Imagine a soccer game, with one team scoring three goals, all scored by the same player, from the same angle, out of the same mistakes of the other team’s defense players. This is what the elections battle looks like for the revolutionaries in Egypt.
Preliminary results of the presidential elections show a leading vote for the Muslim Brotherhood leader Mohammed Morsi, reaching the run offs against Mubarak’s ex PM Ahmed Shafiq. The largest Islamist movement is no longer seen as revolutionary since Mubarak’s ouster, as many viewing its politically-pragmatic tendencies as one of many obstacles facing the revolution, especially after the group’s silence against continued violations by the military junta across the past 16 months.
The Brotherhood’s reluctance to amend crucial legislative reforms after winning 47 percent of the parliament’s seats, as well as its dominance over the formation of the constituent assembly to draft the constitution all contributed to the decline of the popular support the group mobilized in the parliamentary elections.
Shafiq, who was the Minister of Civil Aviation for ten years during Mubarak’s time, was appointed as the prime minister after a cabinet reshuffle conducted by Mubarak during the Jan. 25 revolution.

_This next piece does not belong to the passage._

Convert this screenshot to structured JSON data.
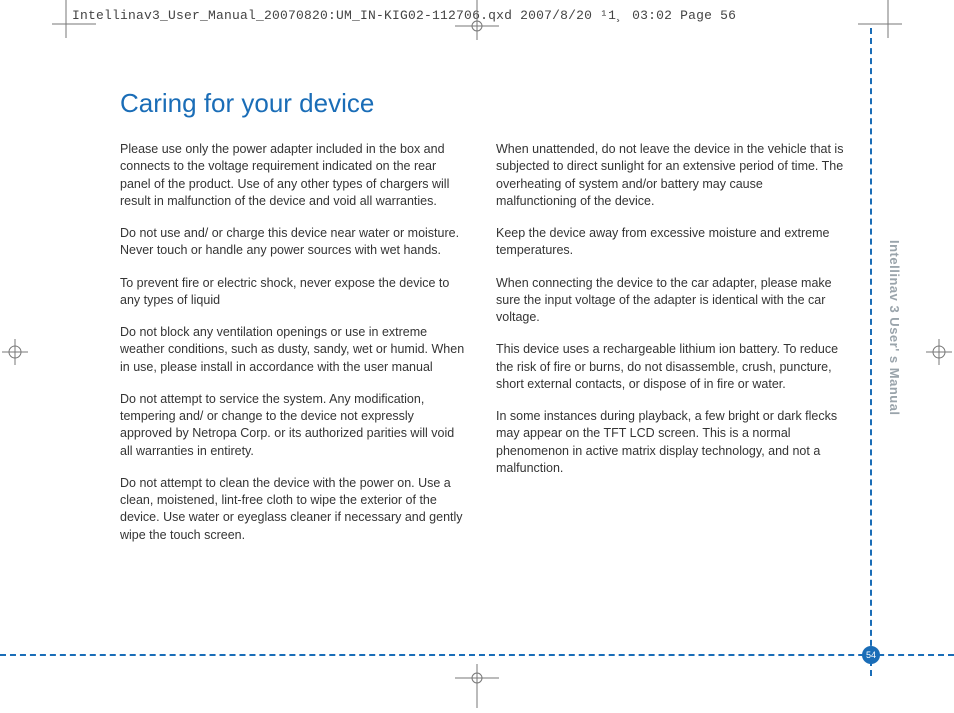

The former Mubarak official left office as revolutionaries protested demanding his ouster after only one month after Mubarak’s ouster
But as dark as the picture appears, three observations of electoral results can give us a bit of hope – hope that the picture could be brighter if the revolution was smarter.
One: While both Morsi and Shafiq won almost 5 million votes each, the Nassirist candidate Hamdeen Sabahi, and moderate Islamist and ex Brotherhood member Abdel Moniem Abol Fotoh (both regarded as revolutionaries) managed to mobilize together a sum of 9 million votes.
Sabahi and Abol Fotoh were urged to form one front to represent the revolution with one of them as president and the other as vice, but the ego of each one of them was the reason why the revolution now has no voice in the run-offs. Had they formed the front, one of them would have faced Morsi in the run offs, leaving out the shame of having a remnant of Mubarak regime in the first run offs of presidential elections in Egypt.
Unity and organization were the key problems for the revolutionaries since the March referendum that led to catastrophic constitutional amendments and in the parliament elections, both were the two goals scored against the revolution and now the third was just scored.
Two: It’s obvious that the Brotherhood’s popularity seriously declined. 10 million voters supported the Islamist group in the parliament elections, in four months, the number of voters declined to half. After interviewing residents in the southern cities of Qena and Luxor, voters seemed to me disgruntled about the Brotherhood’s performance in the parliament, seeing no difference between them and Mubrak’s ruling party. Morsi’s attempts to unite the political forces in his side in his encounter against Shafiq are very telling. The Brotherhood lost support and sees itself in danger of facing Shafiq as president, as well as possibilities of dissolving the parliament as many lawsuits are filed in front of the Constitutional Court questioning the parliament’s legitimacy.
Three: The revolution has won! The total votes for Abol Fotoh and Sabahi indicate a huge inclination for the revolutionary idea, if the votes of Morsi are added; it’s a majority vote against the old regime. It is not the fault of the Egyptian people that the revolutionaries were not united, and it is not their fault that the Brotherhood was not wise enough to rally behind one revolutionary candidate instead of going back on their promises not to nominate a president, losing the trust of millions of Egyptian voters who voted for Shafiq instead.
The question today is thus: Can the revolution learn the lesson and win the coming soccer game?